Work instructions
Below are the records; count how many of their lines carry "Snare" and give only the number.
Data Block Start
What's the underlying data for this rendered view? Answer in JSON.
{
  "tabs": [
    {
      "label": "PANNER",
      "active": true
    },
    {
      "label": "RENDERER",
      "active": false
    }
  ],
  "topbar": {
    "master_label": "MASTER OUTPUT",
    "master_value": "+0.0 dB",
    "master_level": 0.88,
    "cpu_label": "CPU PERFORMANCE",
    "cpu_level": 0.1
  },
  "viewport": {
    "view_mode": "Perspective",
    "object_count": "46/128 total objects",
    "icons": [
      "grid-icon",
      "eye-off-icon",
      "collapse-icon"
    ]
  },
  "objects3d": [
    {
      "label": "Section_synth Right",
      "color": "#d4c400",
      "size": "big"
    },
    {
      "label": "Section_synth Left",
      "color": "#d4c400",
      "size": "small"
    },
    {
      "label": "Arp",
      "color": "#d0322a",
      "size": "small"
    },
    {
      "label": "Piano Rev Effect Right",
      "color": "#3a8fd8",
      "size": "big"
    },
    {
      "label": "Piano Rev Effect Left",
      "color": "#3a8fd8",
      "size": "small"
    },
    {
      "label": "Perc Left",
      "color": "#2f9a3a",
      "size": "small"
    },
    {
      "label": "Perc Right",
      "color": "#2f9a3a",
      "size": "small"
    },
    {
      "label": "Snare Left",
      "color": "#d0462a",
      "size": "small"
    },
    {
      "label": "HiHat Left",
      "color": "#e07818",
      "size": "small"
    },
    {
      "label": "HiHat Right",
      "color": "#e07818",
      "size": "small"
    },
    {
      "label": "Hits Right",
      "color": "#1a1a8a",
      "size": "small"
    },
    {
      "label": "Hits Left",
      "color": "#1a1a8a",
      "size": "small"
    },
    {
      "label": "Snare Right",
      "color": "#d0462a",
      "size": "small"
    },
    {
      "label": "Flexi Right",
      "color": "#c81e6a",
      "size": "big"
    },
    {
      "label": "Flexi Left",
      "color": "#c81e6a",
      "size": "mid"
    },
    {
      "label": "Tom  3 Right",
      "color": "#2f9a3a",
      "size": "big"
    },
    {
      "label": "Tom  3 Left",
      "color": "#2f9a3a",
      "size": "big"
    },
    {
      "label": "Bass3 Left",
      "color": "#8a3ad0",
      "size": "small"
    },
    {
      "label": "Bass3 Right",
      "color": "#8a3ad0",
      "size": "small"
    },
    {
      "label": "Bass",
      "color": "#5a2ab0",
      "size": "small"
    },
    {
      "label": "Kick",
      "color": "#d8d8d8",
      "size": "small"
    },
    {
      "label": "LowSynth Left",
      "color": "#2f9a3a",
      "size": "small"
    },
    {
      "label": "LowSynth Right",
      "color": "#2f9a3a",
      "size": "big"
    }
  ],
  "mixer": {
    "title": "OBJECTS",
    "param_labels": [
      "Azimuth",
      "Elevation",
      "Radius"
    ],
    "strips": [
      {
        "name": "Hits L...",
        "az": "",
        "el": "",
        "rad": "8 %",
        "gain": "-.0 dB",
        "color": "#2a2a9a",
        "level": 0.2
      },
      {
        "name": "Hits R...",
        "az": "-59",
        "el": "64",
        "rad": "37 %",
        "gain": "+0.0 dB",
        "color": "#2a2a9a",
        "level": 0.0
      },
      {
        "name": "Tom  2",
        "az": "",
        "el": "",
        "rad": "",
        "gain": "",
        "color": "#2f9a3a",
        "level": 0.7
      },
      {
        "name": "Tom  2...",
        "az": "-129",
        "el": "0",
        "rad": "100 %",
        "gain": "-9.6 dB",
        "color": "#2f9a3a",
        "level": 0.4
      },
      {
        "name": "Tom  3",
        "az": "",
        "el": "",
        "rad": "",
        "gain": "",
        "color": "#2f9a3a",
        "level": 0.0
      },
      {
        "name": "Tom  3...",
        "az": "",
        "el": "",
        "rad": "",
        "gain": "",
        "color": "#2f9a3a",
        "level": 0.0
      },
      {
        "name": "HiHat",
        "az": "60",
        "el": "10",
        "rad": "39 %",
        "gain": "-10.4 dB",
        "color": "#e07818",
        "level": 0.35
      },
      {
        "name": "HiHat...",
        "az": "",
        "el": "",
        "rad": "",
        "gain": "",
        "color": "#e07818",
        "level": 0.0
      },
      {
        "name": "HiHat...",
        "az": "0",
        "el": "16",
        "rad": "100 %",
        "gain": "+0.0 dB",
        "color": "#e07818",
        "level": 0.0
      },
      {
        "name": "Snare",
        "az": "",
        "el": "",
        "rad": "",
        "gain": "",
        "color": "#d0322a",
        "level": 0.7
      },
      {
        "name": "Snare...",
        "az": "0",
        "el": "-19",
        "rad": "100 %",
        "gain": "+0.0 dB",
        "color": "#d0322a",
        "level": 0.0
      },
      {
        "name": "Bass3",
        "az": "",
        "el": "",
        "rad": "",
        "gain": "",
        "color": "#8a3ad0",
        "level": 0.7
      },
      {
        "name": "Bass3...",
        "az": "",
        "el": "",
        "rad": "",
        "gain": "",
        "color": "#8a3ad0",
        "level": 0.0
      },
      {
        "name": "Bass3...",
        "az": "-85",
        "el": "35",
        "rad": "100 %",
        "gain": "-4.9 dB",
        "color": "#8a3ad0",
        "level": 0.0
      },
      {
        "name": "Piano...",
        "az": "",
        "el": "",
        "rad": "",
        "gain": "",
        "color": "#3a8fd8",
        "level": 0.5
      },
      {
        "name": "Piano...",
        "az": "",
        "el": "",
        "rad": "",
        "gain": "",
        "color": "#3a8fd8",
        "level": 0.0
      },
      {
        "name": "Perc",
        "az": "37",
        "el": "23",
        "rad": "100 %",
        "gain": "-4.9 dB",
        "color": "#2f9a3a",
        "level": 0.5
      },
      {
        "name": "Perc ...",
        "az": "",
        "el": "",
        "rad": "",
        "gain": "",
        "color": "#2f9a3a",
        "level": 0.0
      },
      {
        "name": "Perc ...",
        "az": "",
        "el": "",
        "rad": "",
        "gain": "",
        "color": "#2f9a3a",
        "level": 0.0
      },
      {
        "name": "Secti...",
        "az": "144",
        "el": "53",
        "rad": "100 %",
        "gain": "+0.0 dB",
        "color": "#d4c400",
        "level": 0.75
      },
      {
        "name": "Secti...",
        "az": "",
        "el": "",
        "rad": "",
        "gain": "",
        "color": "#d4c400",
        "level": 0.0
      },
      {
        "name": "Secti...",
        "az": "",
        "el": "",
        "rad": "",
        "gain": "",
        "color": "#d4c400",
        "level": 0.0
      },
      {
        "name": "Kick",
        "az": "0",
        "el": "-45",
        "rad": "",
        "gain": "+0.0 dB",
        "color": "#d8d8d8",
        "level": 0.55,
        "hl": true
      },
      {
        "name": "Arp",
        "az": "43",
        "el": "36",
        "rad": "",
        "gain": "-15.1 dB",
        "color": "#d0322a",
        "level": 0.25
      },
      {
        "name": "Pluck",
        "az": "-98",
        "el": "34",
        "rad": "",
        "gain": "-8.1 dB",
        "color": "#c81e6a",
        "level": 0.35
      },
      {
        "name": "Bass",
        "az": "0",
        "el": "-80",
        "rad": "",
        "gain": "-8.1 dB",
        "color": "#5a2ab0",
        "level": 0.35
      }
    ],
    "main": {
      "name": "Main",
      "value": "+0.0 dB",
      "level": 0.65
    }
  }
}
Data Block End
Your solution
4